Strengths: “He is excellent.”” Chambers & Partners 2016
“A wonderful silk on complex children matters.” Legal 500 2015
Remains a popular choice for complicated children’s matters, both public and private law. He acts for local authorities, guardians and children, and has a particular focus on cases with complicated medical evidence.
“Calm and unflappable, he identifies even the smallest detail and has extremely intricate technical knowledge.”
“A polished advocate with a calming and reassuring demeanour for clients.” Chambers & Partners (2015)
“Rowley took silk in 2013, and is well respected for his handling of family law matters. He continues to focus his practice on complex children’s proceedings, both public and private, and has a special interest in medically complicated care cases, foreign adoption and protracted contact cases.
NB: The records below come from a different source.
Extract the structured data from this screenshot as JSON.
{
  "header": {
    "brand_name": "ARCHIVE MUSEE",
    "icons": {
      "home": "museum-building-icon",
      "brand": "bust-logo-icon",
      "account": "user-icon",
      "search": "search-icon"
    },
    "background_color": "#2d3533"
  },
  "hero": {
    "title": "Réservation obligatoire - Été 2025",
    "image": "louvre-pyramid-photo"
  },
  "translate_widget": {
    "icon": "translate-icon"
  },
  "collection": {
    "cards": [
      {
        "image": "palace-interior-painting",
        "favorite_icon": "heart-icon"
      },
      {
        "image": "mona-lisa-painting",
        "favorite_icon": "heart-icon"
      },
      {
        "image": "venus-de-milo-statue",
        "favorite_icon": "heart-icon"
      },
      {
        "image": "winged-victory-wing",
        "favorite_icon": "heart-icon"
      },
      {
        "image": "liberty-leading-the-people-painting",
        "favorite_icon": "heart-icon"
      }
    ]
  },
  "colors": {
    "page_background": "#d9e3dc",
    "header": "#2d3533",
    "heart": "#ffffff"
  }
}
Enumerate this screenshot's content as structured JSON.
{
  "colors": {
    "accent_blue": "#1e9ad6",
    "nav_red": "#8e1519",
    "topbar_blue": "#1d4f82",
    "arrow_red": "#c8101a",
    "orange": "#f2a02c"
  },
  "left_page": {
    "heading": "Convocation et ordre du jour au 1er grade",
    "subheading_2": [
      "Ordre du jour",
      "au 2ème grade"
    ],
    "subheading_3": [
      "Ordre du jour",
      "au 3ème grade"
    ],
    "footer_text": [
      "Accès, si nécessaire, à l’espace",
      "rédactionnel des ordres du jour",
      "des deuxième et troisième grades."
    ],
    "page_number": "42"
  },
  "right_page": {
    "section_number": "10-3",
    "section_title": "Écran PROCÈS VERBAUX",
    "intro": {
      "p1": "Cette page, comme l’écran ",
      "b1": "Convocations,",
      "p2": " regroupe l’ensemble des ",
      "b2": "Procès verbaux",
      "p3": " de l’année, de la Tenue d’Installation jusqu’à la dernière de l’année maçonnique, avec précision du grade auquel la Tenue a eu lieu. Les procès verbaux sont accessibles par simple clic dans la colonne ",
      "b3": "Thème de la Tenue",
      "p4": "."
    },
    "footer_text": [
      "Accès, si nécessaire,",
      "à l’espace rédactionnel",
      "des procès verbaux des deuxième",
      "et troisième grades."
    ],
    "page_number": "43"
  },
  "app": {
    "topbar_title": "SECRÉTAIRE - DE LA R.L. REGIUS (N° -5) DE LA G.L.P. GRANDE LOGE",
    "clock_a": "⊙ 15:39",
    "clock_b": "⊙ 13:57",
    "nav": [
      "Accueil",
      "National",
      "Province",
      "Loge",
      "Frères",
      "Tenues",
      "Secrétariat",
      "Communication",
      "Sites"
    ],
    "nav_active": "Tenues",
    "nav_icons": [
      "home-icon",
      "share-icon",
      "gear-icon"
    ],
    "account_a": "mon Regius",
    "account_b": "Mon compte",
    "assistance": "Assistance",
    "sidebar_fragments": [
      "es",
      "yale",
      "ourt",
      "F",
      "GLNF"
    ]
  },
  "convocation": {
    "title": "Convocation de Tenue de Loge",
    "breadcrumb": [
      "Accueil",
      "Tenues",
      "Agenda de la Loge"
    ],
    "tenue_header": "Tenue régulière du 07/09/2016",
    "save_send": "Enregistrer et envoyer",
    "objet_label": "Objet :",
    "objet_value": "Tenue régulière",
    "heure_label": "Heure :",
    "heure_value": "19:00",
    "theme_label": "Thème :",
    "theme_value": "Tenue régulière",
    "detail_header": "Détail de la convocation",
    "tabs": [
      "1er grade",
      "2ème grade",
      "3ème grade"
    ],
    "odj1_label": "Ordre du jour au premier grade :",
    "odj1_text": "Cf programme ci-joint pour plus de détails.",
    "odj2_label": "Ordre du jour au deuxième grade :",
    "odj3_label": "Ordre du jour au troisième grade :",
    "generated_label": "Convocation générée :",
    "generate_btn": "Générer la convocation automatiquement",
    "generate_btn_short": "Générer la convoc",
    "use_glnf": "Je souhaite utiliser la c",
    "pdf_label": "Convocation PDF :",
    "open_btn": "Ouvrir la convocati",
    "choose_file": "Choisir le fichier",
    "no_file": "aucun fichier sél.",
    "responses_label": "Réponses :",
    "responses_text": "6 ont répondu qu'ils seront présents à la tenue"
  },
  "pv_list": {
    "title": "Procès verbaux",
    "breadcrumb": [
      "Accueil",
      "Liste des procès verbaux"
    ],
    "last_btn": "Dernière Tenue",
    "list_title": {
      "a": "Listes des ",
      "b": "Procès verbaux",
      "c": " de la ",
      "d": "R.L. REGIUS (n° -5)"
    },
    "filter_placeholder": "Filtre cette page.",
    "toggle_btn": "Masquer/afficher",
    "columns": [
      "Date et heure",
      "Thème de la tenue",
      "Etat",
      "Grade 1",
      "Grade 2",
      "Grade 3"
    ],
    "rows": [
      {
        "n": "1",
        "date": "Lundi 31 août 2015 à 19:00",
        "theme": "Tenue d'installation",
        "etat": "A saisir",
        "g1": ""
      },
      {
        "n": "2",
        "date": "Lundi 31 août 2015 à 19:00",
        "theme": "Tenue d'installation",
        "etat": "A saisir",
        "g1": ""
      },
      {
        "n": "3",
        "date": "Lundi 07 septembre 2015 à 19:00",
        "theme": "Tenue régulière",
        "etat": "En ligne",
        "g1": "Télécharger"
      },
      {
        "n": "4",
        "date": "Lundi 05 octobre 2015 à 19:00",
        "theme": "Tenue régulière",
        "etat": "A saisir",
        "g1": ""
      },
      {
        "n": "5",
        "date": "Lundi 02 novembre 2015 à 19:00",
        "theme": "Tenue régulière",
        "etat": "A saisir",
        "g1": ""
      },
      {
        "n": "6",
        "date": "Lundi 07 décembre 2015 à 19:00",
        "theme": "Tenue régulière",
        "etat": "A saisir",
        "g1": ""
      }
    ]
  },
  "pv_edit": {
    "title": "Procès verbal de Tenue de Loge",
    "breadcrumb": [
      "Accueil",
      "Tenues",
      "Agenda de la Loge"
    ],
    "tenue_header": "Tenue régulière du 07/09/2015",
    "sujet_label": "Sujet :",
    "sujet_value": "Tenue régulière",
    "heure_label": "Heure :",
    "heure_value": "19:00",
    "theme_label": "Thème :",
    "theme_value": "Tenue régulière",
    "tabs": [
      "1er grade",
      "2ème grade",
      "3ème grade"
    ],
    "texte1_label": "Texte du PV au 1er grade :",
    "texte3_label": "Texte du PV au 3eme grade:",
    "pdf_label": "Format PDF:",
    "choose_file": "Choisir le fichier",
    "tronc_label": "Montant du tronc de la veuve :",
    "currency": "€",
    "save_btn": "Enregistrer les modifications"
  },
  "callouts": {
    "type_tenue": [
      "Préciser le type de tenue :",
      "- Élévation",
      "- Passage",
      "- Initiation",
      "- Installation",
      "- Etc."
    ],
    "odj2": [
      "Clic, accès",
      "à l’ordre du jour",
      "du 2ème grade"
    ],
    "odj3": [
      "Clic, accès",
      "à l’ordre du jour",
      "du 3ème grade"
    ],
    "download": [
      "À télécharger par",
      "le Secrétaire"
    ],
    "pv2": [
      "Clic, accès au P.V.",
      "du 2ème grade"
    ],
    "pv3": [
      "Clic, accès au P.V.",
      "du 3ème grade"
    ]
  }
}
Expertise: “He is absolutely brilliant and extremely clever, but despite that he’s very down-to-earth and easy to work with. He’s very accessible for both clients and solicitors.”” Chambers & Partners (2014)
“Ridiculously clever, unflappable and a joy to instruct.” Legal 500 (2014)
“An expert in children-related matters. Rowley is a ridiculously intelligent barrister who offers the full package. His advocacy is full of polish and he’s a very bright and confident advocate.” Chambers & Partners (2013)
“Superb childcare practitioner who is able to present unusual perspectives.”
“He acts in both publicly and privately funded matters, and cases involving medical evidence are a particular area of interest for him.” Chambers & Partners (2012)Book BarristerBack to top
Court of Protection
Karl advises and appears for local authorities and families in welfare cases. There is considerable overlap between his work in medical treatment cases and those in respect of children resolved under the inherent jurisdiction.Book BarristerBack to top